(INSTRUCTIONS TO FOLLOW) For this exercise, please find the lines in the entries that include the word "JSON" and copy them.

(DATA IN THIS EXERCISE)

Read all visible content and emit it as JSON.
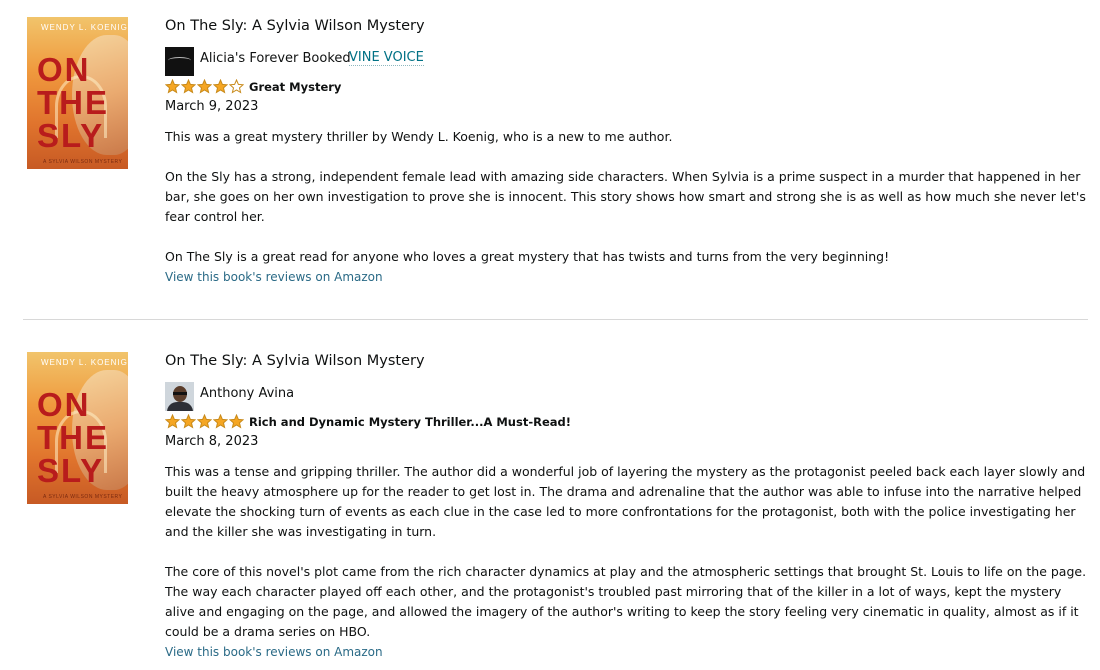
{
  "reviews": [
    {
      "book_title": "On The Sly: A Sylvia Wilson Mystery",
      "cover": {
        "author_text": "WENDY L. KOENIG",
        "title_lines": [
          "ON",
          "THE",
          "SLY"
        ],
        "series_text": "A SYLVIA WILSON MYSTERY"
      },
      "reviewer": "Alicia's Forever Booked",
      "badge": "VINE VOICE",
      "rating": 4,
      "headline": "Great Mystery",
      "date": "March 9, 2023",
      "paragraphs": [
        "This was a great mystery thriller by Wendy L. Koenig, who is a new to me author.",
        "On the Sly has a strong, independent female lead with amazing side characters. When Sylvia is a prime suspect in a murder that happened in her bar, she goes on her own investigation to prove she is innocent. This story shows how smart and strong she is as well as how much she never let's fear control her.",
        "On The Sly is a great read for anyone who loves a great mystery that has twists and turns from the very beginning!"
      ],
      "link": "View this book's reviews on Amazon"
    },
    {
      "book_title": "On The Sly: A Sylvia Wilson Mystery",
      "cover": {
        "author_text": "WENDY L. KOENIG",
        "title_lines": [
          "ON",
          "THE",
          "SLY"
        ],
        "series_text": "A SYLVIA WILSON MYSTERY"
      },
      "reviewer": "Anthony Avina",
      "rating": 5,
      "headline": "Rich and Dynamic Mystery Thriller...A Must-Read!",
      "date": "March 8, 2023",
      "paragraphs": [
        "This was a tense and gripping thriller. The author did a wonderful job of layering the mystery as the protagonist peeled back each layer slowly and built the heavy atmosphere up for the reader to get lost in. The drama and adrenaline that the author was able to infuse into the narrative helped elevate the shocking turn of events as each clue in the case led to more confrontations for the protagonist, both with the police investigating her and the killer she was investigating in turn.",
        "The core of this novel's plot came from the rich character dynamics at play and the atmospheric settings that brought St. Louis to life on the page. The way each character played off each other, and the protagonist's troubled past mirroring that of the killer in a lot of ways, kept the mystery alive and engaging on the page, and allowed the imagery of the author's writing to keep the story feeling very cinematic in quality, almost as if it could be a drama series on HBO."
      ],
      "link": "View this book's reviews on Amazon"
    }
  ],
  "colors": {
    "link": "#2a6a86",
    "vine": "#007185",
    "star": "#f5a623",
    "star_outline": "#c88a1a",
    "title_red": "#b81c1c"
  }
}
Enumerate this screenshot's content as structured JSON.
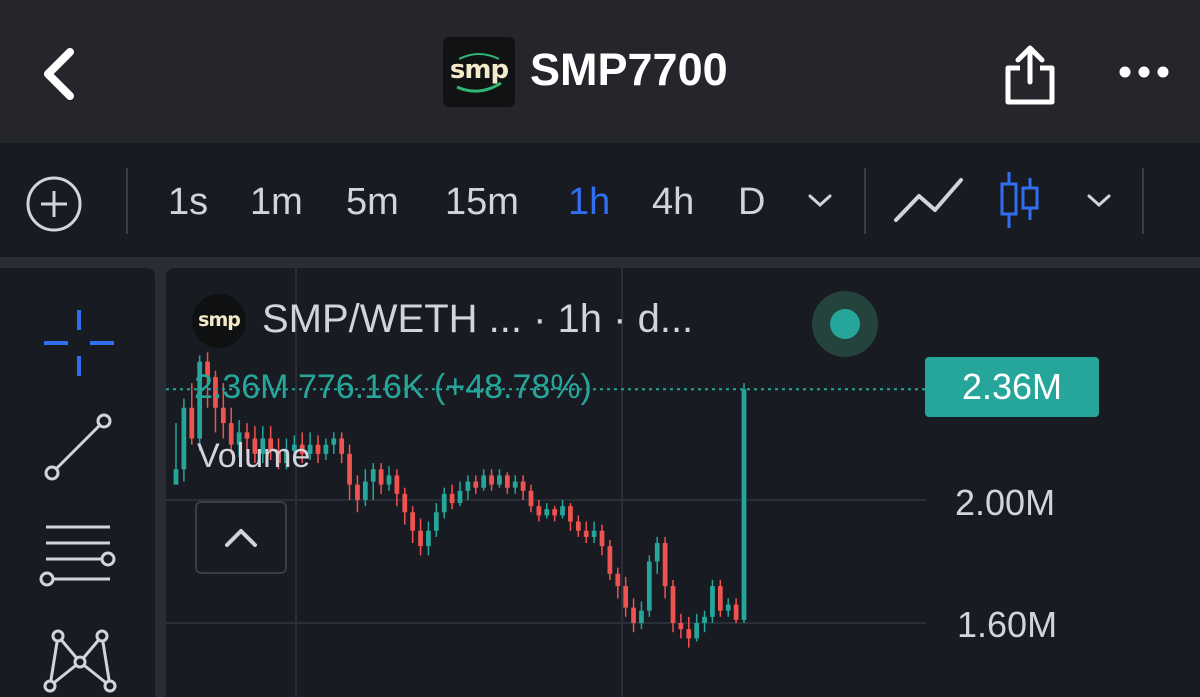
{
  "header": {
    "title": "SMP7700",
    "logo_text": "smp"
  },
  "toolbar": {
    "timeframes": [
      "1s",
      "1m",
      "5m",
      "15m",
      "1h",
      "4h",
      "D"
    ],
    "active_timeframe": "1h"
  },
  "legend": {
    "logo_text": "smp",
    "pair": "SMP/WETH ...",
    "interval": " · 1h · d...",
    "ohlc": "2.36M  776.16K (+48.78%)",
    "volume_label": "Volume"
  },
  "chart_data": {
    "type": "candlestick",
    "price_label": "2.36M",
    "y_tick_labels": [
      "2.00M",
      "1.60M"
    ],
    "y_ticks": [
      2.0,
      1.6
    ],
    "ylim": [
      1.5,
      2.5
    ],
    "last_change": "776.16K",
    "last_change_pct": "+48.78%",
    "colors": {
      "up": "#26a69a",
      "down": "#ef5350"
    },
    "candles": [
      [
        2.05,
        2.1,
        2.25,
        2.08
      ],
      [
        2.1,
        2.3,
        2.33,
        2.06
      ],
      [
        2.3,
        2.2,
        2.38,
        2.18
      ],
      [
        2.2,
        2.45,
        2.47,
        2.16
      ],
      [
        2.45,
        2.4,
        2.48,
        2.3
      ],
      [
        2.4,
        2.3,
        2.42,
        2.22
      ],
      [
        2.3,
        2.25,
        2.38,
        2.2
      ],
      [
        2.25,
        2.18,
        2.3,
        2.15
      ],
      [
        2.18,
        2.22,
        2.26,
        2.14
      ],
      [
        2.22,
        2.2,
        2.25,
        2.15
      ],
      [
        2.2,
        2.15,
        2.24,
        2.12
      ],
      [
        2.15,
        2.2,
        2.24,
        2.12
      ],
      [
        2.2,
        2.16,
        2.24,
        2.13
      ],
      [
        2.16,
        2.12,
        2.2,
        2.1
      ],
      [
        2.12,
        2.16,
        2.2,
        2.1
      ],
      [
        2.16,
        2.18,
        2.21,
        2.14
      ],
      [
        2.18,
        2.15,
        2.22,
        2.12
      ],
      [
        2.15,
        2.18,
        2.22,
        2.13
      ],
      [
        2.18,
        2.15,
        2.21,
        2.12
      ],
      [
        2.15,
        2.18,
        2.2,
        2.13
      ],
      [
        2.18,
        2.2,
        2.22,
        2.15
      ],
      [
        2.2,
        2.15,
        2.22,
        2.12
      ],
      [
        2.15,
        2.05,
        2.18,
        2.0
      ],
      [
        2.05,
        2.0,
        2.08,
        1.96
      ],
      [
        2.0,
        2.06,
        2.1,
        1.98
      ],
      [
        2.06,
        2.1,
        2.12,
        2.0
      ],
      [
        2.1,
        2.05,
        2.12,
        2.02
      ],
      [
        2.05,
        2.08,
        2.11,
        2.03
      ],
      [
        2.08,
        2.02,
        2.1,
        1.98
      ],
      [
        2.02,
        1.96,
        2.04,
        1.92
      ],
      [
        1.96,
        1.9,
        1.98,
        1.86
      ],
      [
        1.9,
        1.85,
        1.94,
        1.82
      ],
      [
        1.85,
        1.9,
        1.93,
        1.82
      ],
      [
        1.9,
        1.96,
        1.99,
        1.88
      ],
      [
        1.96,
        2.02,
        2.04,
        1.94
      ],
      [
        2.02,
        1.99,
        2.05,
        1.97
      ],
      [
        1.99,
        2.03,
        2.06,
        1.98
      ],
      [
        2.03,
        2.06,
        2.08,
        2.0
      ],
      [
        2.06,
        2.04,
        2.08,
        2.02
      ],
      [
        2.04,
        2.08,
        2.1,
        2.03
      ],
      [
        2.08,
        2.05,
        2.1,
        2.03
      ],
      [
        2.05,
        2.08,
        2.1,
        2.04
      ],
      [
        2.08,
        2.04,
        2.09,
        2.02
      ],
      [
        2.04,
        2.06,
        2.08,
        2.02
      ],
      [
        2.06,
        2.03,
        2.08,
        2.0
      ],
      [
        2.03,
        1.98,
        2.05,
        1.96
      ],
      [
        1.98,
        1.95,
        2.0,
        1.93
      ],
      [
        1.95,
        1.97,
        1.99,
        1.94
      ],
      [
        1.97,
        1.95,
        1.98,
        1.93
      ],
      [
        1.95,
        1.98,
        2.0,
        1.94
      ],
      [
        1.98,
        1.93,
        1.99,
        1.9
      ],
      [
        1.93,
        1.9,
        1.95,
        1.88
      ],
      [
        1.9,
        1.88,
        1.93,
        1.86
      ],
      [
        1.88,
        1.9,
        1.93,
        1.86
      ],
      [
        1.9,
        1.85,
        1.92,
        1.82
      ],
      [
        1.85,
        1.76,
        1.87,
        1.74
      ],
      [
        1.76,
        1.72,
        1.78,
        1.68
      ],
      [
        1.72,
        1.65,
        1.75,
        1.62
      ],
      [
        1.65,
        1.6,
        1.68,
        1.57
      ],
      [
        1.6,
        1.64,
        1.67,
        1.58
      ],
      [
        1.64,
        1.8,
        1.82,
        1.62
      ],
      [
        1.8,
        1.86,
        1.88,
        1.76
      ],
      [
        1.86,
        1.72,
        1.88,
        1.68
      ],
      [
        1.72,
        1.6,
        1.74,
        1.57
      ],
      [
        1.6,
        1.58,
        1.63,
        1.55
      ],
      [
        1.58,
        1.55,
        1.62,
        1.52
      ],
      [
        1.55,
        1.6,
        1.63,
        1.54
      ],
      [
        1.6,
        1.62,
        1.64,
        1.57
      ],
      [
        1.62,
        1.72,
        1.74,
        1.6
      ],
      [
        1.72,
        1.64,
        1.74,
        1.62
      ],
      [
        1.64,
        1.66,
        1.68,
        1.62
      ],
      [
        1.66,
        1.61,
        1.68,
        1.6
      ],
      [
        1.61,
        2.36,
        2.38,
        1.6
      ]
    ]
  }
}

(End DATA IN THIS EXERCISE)
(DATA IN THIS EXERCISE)

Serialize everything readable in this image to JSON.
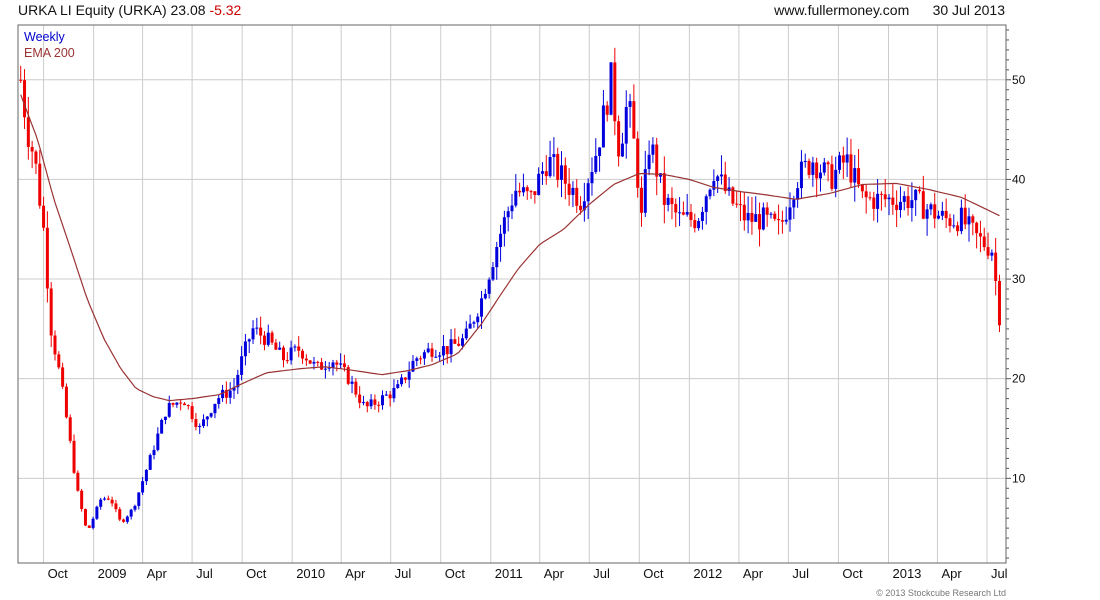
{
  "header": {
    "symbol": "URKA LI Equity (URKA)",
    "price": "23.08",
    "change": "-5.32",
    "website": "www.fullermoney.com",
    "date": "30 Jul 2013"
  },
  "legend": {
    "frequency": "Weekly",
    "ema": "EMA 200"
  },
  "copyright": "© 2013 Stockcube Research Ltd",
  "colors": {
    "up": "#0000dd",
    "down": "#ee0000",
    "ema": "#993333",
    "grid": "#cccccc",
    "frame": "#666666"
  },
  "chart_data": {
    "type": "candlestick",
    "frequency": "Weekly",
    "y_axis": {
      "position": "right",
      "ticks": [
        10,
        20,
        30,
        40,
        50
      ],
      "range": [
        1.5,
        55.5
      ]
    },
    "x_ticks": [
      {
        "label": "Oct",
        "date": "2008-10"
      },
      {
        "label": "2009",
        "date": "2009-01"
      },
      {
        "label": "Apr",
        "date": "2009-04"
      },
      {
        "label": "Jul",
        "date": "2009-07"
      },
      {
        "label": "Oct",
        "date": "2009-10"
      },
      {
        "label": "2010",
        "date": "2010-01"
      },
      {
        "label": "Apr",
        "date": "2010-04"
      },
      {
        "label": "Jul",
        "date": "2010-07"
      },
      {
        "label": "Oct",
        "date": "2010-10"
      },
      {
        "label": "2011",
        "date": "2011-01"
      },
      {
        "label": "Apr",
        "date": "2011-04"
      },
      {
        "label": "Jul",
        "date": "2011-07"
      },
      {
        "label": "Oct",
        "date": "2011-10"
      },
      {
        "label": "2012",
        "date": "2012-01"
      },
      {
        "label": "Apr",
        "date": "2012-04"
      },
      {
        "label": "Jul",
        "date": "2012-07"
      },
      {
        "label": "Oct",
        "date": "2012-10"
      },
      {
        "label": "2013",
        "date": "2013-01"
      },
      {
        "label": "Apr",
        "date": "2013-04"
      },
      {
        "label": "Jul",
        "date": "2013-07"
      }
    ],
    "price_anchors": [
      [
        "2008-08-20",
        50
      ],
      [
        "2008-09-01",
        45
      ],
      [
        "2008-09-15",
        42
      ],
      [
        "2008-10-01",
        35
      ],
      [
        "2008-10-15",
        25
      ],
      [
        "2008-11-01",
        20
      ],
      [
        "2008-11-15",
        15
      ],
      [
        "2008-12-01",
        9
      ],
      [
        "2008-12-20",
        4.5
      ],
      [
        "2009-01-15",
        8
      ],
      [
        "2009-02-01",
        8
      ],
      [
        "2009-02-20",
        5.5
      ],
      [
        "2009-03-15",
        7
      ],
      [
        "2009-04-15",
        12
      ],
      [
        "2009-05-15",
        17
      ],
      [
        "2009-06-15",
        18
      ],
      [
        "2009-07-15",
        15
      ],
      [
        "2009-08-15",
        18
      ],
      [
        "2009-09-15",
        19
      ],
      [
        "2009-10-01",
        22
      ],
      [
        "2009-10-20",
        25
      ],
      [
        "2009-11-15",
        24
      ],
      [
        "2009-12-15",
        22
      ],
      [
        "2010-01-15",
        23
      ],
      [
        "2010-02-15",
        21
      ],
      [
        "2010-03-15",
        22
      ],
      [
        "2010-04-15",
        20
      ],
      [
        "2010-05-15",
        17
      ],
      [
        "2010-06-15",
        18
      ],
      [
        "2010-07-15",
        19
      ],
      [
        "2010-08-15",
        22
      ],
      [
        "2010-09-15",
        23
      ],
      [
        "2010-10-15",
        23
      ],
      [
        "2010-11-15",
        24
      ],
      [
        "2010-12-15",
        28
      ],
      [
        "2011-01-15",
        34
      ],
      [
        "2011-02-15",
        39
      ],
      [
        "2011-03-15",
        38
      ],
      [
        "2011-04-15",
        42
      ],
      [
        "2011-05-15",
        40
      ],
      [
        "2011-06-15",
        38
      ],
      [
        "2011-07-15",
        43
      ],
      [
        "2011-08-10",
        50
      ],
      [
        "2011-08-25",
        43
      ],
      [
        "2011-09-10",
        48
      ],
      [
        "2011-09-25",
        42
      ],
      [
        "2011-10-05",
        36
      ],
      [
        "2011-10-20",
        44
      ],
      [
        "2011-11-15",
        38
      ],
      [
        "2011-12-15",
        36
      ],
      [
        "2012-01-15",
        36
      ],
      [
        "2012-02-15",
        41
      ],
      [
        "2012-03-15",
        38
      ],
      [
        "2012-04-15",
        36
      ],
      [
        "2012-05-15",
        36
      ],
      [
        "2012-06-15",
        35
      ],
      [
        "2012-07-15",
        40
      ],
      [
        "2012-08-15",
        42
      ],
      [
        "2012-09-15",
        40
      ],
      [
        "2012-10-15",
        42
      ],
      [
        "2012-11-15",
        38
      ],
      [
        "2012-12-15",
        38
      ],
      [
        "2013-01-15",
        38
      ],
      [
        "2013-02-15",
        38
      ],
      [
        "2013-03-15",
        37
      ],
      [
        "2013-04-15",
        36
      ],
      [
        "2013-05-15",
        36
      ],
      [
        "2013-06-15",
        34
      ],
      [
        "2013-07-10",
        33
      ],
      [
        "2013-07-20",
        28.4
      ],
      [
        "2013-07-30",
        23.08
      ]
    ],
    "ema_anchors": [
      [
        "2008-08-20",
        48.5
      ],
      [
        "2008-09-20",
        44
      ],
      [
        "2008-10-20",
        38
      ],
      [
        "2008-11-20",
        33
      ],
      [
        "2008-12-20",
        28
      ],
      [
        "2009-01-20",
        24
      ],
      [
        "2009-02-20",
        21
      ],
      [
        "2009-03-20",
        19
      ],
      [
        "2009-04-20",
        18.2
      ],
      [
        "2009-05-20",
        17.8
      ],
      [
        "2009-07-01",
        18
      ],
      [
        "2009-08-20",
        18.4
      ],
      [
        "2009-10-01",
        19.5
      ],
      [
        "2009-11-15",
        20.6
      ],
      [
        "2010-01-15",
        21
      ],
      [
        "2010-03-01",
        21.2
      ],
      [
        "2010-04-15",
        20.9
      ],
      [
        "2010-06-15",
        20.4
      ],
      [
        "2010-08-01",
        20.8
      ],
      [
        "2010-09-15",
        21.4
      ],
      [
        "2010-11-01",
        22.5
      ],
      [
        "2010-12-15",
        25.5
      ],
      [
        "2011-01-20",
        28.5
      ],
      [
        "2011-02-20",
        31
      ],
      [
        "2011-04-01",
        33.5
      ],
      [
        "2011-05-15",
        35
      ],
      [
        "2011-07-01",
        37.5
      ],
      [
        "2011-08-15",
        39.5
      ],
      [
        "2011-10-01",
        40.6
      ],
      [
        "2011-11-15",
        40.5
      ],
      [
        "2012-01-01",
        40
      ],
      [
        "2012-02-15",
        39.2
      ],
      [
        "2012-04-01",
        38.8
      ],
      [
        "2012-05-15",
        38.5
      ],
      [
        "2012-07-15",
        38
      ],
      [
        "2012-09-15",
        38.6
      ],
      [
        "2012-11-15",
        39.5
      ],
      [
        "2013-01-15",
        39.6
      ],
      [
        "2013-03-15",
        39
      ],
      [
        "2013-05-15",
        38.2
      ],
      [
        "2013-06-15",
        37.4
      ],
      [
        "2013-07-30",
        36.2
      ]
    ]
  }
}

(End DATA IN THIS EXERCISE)
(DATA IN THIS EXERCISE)

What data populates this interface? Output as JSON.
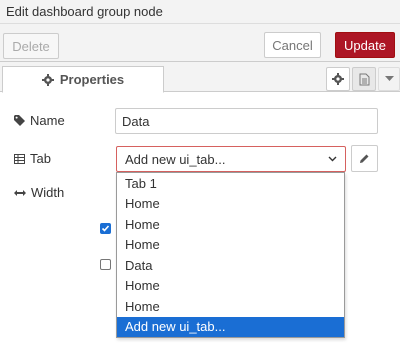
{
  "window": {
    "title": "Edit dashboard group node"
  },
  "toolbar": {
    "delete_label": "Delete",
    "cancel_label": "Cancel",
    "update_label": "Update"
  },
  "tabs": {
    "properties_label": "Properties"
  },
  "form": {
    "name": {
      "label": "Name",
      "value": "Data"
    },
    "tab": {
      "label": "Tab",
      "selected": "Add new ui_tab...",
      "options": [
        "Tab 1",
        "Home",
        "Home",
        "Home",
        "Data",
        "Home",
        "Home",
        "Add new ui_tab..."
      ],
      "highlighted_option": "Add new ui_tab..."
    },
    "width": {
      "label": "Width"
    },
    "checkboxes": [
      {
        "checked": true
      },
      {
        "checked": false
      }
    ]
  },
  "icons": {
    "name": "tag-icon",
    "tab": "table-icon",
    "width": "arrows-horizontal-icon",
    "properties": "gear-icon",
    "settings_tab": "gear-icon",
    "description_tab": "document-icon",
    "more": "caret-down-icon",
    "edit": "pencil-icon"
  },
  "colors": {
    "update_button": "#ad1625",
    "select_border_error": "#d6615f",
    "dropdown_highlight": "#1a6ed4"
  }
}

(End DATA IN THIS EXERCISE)

(WRITTEN RESPONSE)
Read all visible content and emit it as JSON.
Enumerate this screenshot's content as structured JSON.
Serialize everything readable in this image to JSON.
What data populates this interface? Output as JSON.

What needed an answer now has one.